• [Task item]
Give the number of lines in the records below that include the word "添加银行卡", and add nothing to it.

• [Supplied data]
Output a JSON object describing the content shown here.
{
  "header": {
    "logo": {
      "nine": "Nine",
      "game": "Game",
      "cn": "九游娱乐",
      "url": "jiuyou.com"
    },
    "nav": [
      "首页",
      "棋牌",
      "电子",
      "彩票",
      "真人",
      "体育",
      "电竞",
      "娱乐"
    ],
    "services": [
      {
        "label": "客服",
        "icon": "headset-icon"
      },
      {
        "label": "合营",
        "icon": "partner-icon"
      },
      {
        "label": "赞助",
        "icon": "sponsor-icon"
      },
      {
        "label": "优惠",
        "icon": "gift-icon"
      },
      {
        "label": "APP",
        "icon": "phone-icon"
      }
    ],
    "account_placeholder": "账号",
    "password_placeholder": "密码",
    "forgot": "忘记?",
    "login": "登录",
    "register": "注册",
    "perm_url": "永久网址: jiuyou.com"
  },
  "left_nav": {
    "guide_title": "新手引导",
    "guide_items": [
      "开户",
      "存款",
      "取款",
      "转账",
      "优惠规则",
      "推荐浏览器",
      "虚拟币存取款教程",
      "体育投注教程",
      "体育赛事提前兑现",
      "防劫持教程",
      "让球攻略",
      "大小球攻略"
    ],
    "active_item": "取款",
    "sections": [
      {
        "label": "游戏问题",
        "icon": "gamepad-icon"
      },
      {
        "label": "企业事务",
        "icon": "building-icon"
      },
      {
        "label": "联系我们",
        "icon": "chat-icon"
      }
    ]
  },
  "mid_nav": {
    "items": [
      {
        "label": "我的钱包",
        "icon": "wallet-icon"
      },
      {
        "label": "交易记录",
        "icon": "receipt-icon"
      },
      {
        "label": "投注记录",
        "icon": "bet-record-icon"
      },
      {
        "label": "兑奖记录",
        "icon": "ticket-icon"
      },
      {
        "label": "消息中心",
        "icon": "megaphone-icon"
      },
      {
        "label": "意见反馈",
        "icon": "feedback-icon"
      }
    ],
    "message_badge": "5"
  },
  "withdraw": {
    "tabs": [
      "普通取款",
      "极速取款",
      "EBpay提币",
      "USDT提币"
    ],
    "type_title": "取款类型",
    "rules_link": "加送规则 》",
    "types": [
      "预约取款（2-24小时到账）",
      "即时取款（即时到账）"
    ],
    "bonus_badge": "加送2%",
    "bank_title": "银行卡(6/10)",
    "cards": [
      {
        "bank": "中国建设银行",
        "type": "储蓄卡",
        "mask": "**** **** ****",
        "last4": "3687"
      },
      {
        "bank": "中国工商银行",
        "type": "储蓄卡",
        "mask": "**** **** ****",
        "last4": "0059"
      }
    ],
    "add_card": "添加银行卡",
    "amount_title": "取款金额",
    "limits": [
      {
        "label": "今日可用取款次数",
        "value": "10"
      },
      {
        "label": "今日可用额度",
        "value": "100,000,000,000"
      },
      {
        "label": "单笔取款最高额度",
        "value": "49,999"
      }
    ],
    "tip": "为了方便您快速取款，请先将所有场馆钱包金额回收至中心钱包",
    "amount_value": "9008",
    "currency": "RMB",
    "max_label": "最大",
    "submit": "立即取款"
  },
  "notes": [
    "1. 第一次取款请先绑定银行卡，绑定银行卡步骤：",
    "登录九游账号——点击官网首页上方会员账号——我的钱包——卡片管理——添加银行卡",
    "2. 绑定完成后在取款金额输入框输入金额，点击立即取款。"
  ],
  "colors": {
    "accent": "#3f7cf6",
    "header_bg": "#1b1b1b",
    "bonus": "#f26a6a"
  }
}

• [Output]
2